The Stranger


By the Sea, the latest work from the novelist Abdulrazak Gurnah, is a book full of journeys, each one as extraordinary and aching as the next. It is also extremely topical: a book about asylum-seekers in the U.K. (an ever raging issue, especially during the recent elections). Gurnah is never preachy, never simplistic; this novel, in fact, is constantly surprising, full of secret histories that emerge—mysteriously, even miraculously—like genies from a magic bottle. Here is an updated, more humane version of Naipaul’s Enigma of Arrival: the wonder and despair of the refugee living the diminished “half-life of a stranger” in a strange land. Here, too, is the baggage of memory and regret that follows him, and the double isolation—from past life and present home—that Gurnah, England-based and Zanzibar-born, explores so well. (His last novel, Admiring Silence, was a poignant meditation on an immigrant’s distance from both his British wife and family back in Zanzibar.) Indeed, with By the Sea, Gurnah has only further established himself as a masterful, and thoughtful, manipulator of “stories of odysseys and impossible journeys.”

When Saleh Omar arrives at Gatwick Airport one cold and mournful November afternoon in 1994, he is carrying very little with him. He is bent by age and hobbled by decades of terror in Zanzibar, the small East African island that became part of Tanzania after independence. “I am a refugee, an asylum-seeker. These are not simple words, even if habit of hearing them makes them seem so,” he says. He has slipped out of his country under a false name, Rajab Shaaban, carrying a lone suitcase with a mahogany box of special incense called ud-al-qamari. And from that incense, the breadth of his journey will be evoked: “Ud-al-qamari: its fragrance comes back to me at odd times, unexpectedly, like a fragment of a voice or the memory of my beloved’s arm on my neck.”
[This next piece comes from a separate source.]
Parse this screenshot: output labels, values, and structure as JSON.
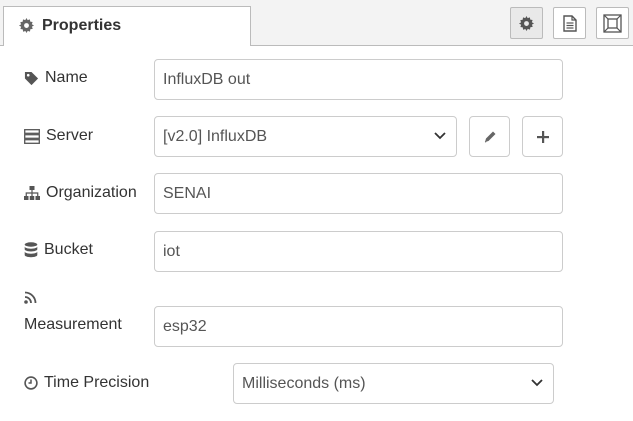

Omar’s memories of Zanzibar are further awakened when his British caseworker, Rachel Howard (whose own ancestors’ journey, as Sephardic Jews, is yet another of the book’s stories), brings in an “area specialist” to help him communicate in Kiswahili. The specialist, Latif Mahmud, a fortyish professor and sometime poet, is also from Zanzibar, with his own tale of an escape to England in the ’70s, after traveling through the Eastern Bloc. And as far-fetched as it may seem at first (though this is part of the magic of Gurnah’s storytelling), Omar and Mahmud have a bitterly linked history stretching back more than 30 years. In fact, Omar’s borrowed name is the name of Mahmud’s father—a cruel irony that jars Mahmud’s memory of a painful episode in their common past. The troubles all date back to the musim, or winds, that in 1960 brought a seasonal trader from Bahrain who drove a wedge between the two families before leaving behind a single gift of ud-al-qamari incense.

Gurnah’s novel explores both Omar and Mahmud’s versions of their terrible family histories, in lush, supple, unhurried reminiscences that occasionally dip into shame and quiet sadness. “The moments slip through my fingers,” Omar reflects. “Even as I recount them to myself, I can hear echoes of what I am suppressing, of something I’ve forgotten to remember.” Mahmud, too, curses his slippery grasp of what he left behind: “I did not remind myself to secrete away the images and the sights and the smells of that moment for the sterile years ahead, when memory would strike out of silence and leave me quivering with helpless sorrow.”

Gurnah is a wondrously evocative writer for whom large themes—of estrangement and exile, memory and identity—seem to rise naturally from humbly trodden paths. But what are so miraculous are the turns that life plays on his characters, propelling them into a wider world of shifting borders and regimes. “That’s the way life takes us,” says one character, an East German woman who grew up as a white settler in Kenya before returning to a bombed-out Dresden during World War II. “It takes us like this, then it turns us over and takes us like that.” These may be “impossible journeys,” but they are not uncommon. Think of Omar: He has journeyed from his home “by the sea” in Zanzibar to a seaside bed-sit in England, where his housemates are Bosnian refugees and Czech gypsies. Or Mahmud, a “lonely Londoner” (like Sam Selvon’s unforgettable lost souls of the 1950s), whose life has become as colorless as the British sky. Gurnah’s novels are part of a fascinating literature of a collapsed empire and the myriad migrations of its people. With increasing reports of race riots and violence against immigrants in England these days, Gurnah’s wise and layered voice is all the more precious. Of course, no journey is simple—but the ones Gurnah describes are the stuff of great novels.